=== Work item ===
Those lines of the records that contain "glyph" are to be located and copied.

=== Provided information ===

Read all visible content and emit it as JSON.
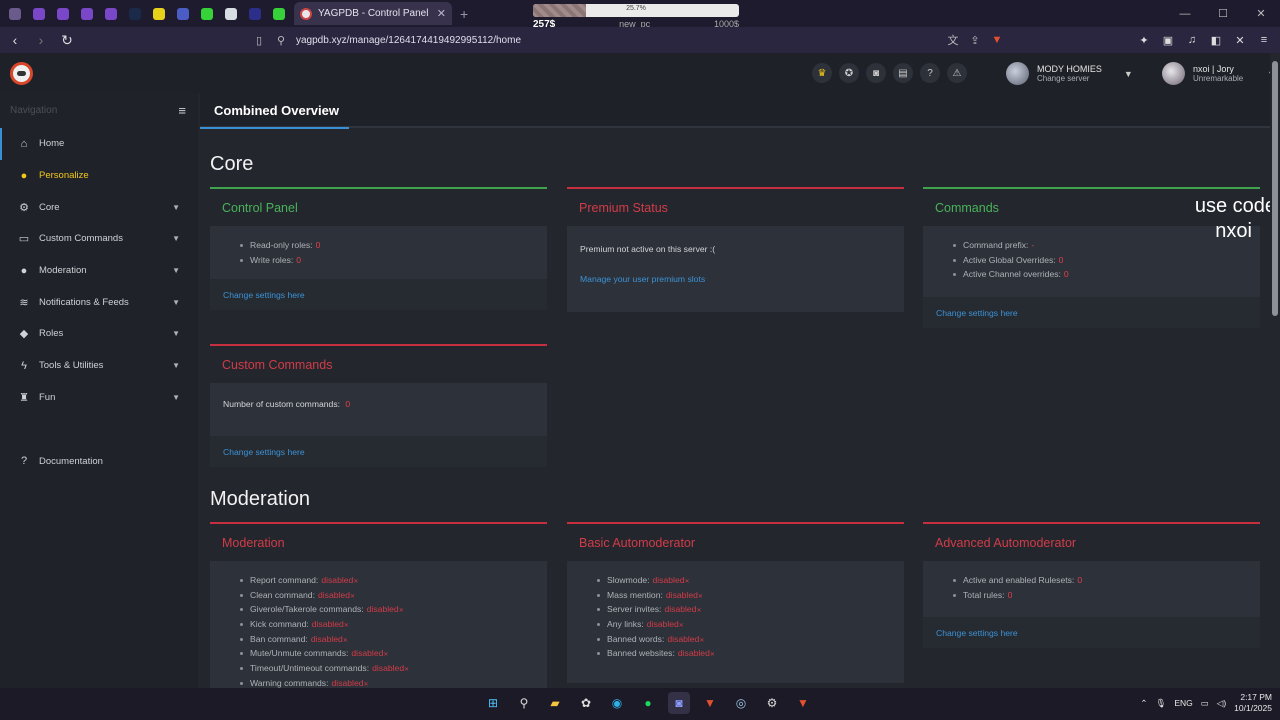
{
  "browser": {
    "tab_title": "YAGPDB - Control Panel | MODY",
    "url": "yagpdb.xyz/manage/1264174419492995112/home",
    "pinned_colors": [
      "#6b5a8c",
      "#7a47c9",
      "#7a47c9",
      "#7a47c9",
      "#7a47c9",
      "#1b2a48",
      "#e6d21a",
      "#4b5cc4",
      "#37d23a",
      "#d8dde4",
      "#2c2f8a",
      "#37d23a"
    ]
  },
  "overlay": {
    "percent_text": "25.7%",
    "progress": 0.257,
    "current": "257$",
    "center": "new_pc",
    "goal": "1000$"
  },
  "topbar": {
    "server_name": "MODY HOMIES",
    "server_sub": "Change server",
    "user_name": "nxoi | Jory",
    "user_sub": "Unremarkable"
  },
  "sidebar": {
    "nav_label": "Navigation",
    "items": [
      {
        "label": "Home",
        "icon": "home-icon",
        "glyph": "⌂"
      },
      {
        "label": "Personalize",
        "icon": "user-icon",
        "glyph": "●"
      },
      {
        "label": "Core",
        "icon": "cogs-icon",
        "glyph": "⚙"
      },
      {
        "label": "Custom Commands",
        "icon": "terminal-icon",
        "glyph": "▭"
      },
      {
        "label": "Moderation",
        "icon": "user-shield-icon",
        "glyph": "●"
      },
      {
        "label": "Notifications & Feeds",
        "icon": "rss-icon",
        "glyph": "≋"
      },
      {
        "label": "Roles",
        "icon": "tags-icon",
        "glyph": "◆"
      },
      {
        "label": "Tools & Utilities",
        "icon": "bolt-icon",
        "glyph": "ϟ"
      },
      {
        "label": "Fun",
        "icon": "trophy-icon",
        "glyph": "♜"
      }
    ],
    "documentation": "Documentation"
  },
  "page": {
    "tab": "Combined Overview",
    "core_title": "Core",
    "moderation_title": "Moderation"
  },
  "cards": {
    "control_panel": {
      "title": "Control Panel",
      "rows": [
        {
          "label": "Read-only roles:",
          "value": "0"
        },
        {
          "label": "Write roles:",
          "value": "0"
        }
      ],
      "footer": "Change settings here"
    },
    "premium": {
      "title": "Premium Status",
      "text": "Premium not active on this server :(",
      "link": "Manage your user premium slots"
    },
    "commands": {
      "title": "Commands",
      "rows": [
        {
          "label": "Command prefix:",
          "value": "-"
        },
        {
          "label": "Active Global Overrides:",
          "value": "0"
        },
        {
          "label": "Active Channel overrides:",
          "value": "0"
        }
      ],
      "footer": "Change settings here"
    },
    "custom_commands": {
      "title": "Custom Commands",
      "text": "Number of custom commands:",
      "value": "0",
      "footer": "Change settings here"
    },
    "moderation": {
      "title": "Moderation",
      "rows": [
        {
          "label": "Report command:",
          "value": "disabled"
        },
        {
          "label": "Clean command:",
          "value": "disabled"
        },
        {
          "label": "Giverole/Takerole commands:",
          "value": "disabled"
        },
        {
          "label": "Kick command:",
          "value": "disabled"
        },
        {
          "label": "Ban command:",
          "value": "disabled"
        },
        {
          "label": "Mute/Unmute commands:",
          "value": "disabled"
        },
        {
          "label": "Timeout/Untimeout commands:",
          "value": "disabled"
        },
        {
          "label": "Warning commands:",
          "value": "disabled"
        }
      ]
    },
    "basic_automod": {
      "title": "Basic Automoderator",
      "rows": [
        {
          "label": "Slowmode:",
          "value": "disabled"
        },
        {
          "label": "Mass mention:",
          "value": "disabled"
        },
        {
          "label": "Server invites:",
          "value": "disabled"
        },
        {
          "label": "Any links:",
          "value": "disabled"
        },
        {
          "label": "Banned words:",
          "value": "disabled"
        },
        {
          "label": "Banned websites:",
          "value": "disabled"
        }
      ]
    },
    "advanced_automod": {
      "title": "Advanced Automoderator",
      "rows": [
        {
          "label": "Active and enabled Rulesets:",
          "value": "0"
        },
        {
          "label": "Total rules:",
          "value": "0"
        }
      ],
      "footer": "Change settings here"
    }
  },
  "promo": {
    "line1": "use code",
    "line2": "nxoi"
  },
  "taskbar": {
    "lang": "ENG",
    "time": "2:17 PM",
    "date": "10/1/2025"
  }
}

=== Output ===
        "glyph": "⌂"
        "glyph": "●"
        "glyph": "⚙"
        "glyph": "▭"
        "glyph": "●"
        "glyph": "≋"
        "glyph": "◆"
        "glyph": "ϟ"
        "glyph": "♜"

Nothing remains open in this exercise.